[Recorded data]
-=-=-

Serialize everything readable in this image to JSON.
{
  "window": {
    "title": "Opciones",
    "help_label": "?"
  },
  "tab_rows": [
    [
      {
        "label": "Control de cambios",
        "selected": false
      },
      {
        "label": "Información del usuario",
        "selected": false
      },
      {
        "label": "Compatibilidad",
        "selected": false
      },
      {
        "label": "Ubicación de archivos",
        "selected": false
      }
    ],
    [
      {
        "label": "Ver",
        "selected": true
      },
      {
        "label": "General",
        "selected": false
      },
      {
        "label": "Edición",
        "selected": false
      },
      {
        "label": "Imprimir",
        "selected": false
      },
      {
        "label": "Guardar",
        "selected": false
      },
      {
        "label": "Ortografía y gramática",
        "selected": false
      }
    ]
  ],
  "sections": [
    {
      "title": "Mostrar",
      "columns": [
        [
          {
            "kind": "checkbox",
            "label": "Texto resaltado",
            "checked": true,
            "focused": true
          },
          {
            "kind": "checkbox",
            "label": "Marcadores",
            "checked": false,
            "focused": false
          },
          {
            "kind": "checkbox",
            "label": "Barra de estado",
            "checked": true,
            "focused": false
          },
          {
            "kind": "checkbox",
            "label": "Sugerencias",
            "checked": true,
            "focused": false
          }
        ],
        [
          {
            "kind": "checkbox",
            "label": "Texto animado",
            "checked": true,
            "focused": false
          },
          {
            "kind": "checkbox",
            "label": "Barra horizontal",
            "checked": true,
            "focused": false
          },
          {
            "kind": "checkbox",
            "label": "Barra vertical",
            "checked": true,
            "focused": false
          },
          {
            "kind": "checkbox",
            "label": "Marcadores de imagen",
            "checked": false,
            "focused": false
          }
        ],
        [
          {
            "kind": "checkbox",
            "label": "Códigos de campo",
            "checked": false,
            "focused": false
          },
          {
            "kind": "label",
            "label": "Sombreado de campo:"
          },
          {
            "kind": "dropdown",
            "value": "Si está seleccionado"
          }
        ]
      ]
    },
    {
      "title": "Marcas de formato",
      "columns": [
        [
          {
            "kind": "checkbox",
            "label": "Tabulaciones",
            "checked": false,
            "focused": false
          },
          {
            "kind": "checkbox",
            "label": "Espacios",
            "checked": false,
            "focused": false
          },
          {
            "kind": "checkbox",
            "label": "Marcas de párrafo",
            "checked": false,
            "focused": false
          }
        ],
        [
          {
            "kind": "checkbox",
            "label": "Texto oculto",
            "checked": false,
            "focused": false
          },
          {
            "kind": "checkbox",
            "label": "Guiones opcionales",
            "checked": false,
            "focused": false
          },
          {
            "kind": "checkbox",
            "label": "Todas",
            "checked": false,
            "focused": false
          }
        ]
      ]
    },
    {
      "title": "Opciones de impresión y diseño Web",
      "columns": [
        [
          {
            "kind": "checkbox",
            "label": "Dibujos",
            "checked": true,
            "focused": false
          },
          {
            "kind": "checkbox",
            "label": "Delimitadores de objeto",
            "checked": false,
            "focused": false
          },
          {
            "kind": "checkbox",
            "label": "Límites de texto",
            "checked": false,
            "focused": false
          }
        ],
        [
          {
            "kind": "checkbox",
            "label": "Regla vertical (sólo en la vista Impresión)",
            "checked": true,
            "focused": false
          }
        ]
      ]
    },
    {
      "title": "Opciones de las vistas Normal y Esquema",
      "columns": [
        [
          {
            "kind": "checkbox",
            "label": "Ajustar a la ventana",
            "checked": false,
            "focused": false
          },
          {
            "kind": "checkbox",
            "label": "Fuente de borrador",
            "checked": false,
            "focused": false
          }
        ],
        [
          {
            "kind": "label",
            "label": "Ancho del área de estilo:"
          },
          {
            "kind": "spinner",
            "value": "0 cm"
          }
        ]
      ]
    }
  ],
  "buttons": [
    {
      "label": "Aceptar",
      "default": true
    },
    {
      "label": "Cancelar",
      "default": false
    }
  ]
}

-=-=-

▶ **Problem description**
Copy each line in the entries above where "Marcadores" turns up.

▶ **Final answer**
            "label": "Marcadores",
            "label": "Marcadores de imagen",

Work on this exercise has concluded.